[Data records for software interfaces]
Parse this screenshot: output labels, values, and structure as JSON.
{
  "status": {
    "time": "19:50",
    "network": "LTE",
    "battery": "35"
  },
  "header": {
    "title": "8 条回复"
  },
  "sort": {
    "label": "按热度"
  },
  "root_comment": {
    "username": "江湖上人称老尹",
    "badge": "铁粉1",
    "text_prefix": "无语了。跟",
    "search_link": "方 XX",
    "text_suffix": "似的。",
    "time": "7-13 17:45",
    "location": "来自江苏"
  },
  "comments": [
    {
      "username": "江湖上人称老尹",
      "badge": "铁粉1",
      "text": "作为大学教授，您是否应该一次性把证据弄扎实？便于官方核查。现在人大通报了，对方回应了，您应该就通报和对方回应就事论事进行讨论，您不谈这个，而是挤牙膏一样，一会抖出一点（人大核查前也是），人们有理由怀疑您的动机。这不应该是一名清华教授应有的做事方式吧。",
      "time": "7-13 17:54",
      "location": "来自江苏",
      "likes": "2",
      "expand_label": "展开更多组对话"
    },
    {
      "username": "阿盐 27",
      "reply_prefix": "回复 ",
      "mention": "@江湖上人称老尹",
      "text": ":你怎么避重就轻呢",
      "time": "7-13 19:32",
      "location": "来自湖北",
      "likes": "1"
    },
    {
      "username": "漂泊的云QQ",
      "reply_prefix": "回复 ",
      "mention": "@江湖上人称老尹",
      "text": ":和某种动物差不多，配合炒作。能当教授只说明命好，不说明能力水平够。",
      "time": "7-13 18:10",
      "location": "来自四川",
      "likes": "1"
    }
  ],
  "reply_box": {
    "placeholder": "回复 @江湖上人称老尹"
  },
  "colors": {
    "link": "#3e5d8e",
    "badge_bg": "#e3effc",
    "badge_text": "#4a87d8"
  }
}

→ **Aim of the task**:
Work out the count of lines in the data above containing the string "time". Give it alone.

→ **Reply**:
5